*** Data to use ***

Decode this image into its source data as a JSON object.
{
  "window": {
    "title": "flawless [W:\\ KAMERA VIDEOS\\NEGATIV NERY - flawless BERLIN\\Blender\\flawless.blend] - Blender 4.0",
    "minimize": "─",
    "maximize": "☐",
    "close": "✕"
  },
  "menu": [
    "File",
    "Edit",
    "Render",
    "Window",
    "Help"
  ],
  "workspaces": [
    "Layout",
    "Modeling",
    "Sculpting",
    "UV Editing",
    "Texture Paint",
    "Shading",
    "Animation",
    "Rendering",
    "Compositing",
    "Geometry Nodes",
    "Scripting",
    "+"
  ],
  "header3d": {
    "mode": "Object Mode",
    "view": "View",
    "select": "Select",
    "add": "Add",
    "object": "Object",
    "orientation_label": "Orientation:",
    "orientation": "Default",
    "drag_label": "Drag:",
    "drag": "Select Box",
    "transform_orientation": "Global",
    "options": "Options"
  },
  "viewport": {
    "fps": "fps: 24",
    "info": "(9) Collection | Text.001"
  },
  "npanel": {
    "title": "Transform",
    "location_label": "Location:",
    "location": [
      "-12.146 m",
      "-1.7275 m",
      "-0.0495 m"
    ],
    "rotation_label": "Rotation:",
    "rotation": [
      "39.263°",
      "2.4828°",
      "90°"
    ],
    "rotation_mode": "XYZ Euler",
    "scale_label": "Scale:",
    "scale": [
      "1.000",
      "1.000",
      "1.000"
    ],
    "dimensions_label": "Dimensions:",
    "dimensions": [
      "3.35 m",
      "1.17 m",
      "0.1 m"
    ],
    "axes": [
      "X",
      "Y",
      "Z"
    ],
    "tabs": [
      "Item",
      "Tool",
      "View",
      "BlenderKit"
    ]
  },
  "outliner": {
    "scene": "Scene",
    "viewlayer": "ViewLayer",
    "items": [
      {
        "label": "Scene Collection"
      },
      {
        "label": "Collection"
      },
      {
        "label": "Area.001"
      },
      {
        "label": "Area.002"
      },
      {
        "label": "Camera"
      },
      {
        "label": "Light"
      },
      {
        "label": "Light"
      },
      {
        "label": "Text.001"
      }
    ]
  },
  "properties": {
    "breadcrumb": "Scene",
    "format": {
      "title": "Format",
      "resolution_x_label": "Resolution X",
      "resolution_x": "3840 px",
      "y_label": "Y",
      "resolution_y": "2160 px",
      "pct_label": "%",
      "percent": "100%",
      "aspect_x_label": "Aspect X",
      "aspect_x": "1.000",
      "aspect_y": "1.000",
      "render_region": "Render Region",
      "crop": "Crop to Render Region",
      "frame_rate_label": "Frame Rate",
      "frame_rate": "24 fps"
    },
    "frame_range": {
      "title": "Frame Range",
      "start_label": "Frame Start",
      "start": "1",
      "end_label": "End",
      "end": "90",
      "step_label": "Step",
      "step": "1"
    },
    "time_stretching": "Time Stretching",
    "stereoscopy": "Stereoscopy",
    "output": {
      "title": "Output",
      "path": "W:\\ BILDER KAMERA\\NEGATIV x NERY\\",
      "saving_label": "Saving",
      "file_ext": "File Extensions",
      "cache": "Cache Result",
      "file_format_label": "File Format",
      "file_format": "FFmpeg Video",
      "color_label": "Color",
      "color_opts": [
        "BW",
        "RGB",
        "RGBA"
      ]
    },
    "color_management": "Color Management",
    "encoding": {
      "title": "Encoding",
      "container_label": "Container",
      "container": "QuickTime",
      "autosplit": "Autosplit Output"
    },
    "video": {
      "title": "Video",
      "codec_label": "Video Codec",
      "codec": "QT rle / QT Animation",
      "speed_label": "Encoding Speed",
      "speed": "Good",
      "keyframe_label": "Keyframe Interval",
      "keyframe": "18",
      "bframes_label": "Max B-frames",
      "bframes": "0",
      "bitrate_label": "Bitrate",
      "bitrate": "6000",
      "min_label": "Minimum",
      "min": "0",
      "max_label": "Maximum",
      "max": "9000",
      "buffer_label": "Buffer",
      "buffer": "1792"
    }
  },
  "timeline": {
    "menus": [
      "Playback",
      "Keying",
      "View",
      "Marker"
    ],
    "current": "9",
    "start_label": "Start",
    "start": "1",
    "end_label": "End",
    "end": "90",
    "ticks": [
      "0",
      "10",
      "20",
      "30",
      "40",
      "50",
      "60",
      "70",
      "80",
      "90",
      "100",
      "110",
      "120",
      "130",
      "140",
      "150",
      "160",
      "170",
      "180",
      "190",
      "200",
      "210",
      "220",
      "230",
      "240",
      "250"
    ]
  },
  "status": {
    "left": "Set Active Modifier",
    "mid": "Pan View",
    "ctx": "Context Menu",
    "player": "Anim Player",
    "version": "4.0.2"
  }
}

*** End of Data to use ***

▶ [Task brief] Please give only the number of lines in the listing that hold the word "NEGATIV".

▶ [Exercise answer] 2